Adoption of Animals
Anyone, who visits an animal shelter, as I do, sees an extraordinary number of beautiful, affectionate, and desperate dogs and cats. The majority of animals in any particular shelter are dogs, usually adults, for whom there aren't enough adoptive homes waiting. A few may have come from responsible breeders, whose owners do not realize that the breeder will take them back,many are those who are lost, and/or from owners who simply got tired of them. Some are pet shop puppies from a puppy mill that did not meet the owner's expectations due to health, temperament, or other reasons. A large number usually turn out to be the result of deliberate and irresponsible home breeding. These people are known as "back-yard breeders." And that is not a compliment.
The bottom line is that most people who decide to purchase or adopt a companion animal simply do not realize the responsibility they will be taking on for the next one to fifteen (+) years.
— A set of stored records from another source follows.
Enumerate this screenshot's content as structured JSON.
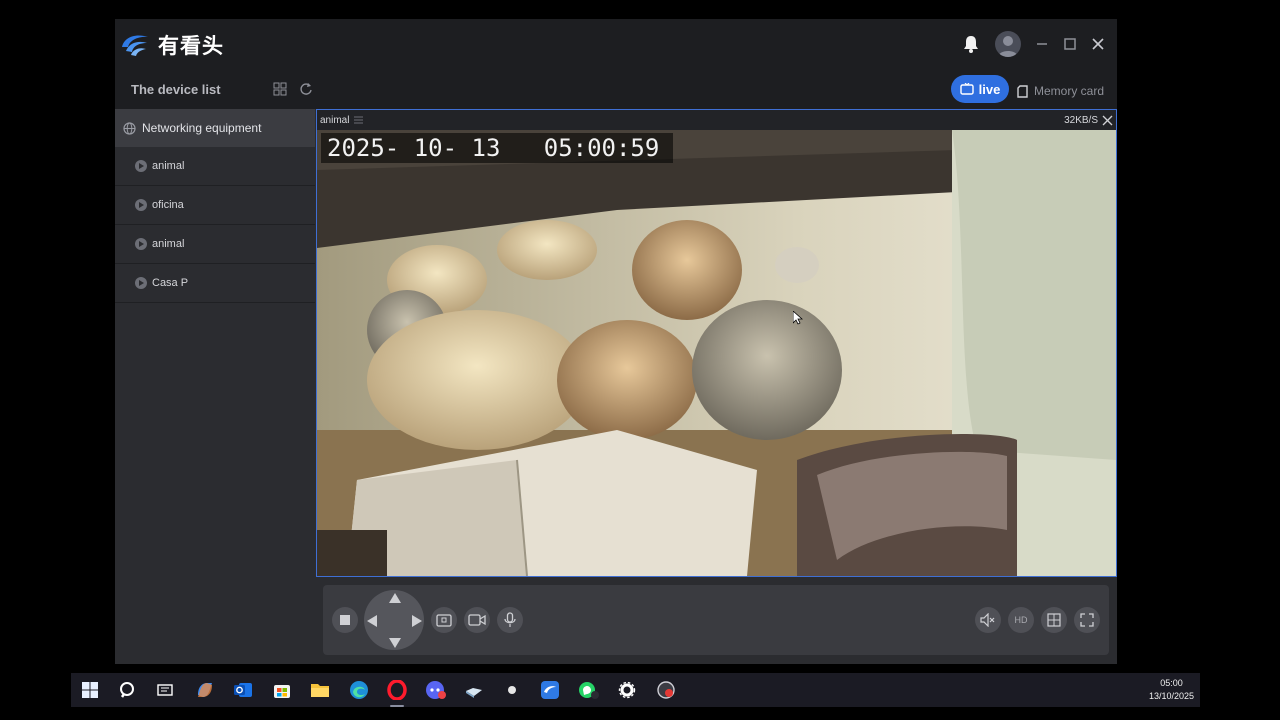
{
  "app": {
    "logo_text": "有看头",
    "subbar_title": "The device list",
    "live_label": "live",
    "memory_label": "Memory card",
    "colors": {
      "accent": "#2f6fe0",
      "selection_border": "#3f6fd4"
    }
  },
  "sidebar": {
    "group_label": "Networking equipment",
    "items": [
      {
        "label": "animal"
      },
      {
        "label": "oficina"
      },
      {
        "label": "animal"
      },
      {
        "label": "Casa P"
      }
    ]
  },
  "video": {
    "camera_name": "animal",
    "bitrate": "32KB/S",
    "osd_timestamp": "2025- 10- 13   05:00:59"
  },
  "controls": {
    "hd_label": "HD",
    "icons": [
      "stop-icon",
      "ptz-up-icon",
      "ptz-down-icon",
      "ptz-left-icon",
      "ptz-right-icon",
      "snapshot-icon",
      "record-icon",
      "microphone-icon",
      "mute-icon",
      "grid-layout-icon",
      "fullscreen-icon"
    ]
  },
  "taskbar": {
    "time": "05:00",
    "date": "13/10/2025",
    "apps": [
      "windows-start-icon",
      "search-icon",
      "task-view-icon",
      "copilot-icon",
      "outlook-icon",
      "store-icon",
      "file-explorer-icon",
      "edge-icon",
      "opera-icon",
      "discord-icon",
      "steam-icon",
      "media-icon",
      "camera-app-icon",
      "whatsapp-icon",
      "settings-icon",
      "recorder-icon"
    ]
  }
}
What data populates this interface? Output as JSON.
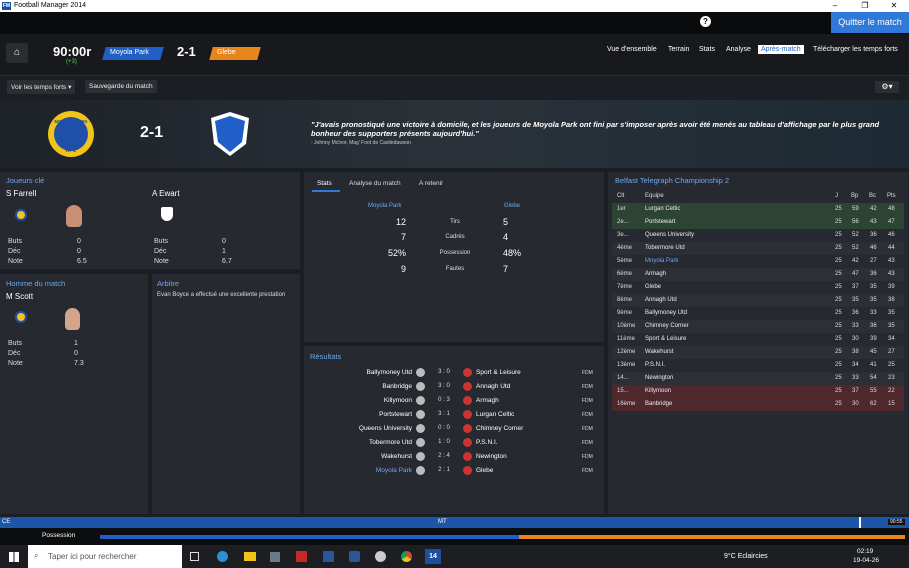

It is not fair to say that most people do not have good intentions in their decision to acquire a pet, especially those who rescue an unwanted pet from a neighborhood shelter. What is important is that people become educated about the acquisition of a new pet and the responsibilities that accompany the addition. When rescuing an animal from a shelter or humane society, it is required that the owner spays or neuters the pet within thirty days of date of adoption. Usually, a portion of the fees acquired at the time of adoption is used for the spay/neuter surgery. Thomas Shermerhorn,VMD acknowledges that dogs and cats can be spayed quite early (about 8-10 weeks) without the risk of any long-term problems-well before the first heat, which usually happens about six months of age (4).
Almost all non-profit rescue organizations and government agencies do there best to keep pet overpopulation down by requiring that the owner license, register, and spay or neuter their dog or cat within a certain time period. Unfortunately, breeders, pet stores, and many ordinary individuals do not realize that their choice not to spay or neuter their animal is causing millions of animals to be euthanized every year in the United States.Shermerhorn notes that only one in six shelter animals will find a new home (4).
Any consciencious person knows that you do not have to look far to find advertisements for free puppies or kittens,especially in the lower socio-economic areas. Many people decide to have dogs so that they can breed them in order to make a few dollars, fight them, or show their children the "miracle" of birth. It is frightening to imagine that the millions of unwanted animals roaming the streets and occupying shelters are the result of human ignorance, selfishness, and irresponsibility. What is more devastating is that the children of such individuals will continue the same vicious cycle.
Pet rescue organizations continue to do a lot in helping to place existing unwanted, abandoned, and...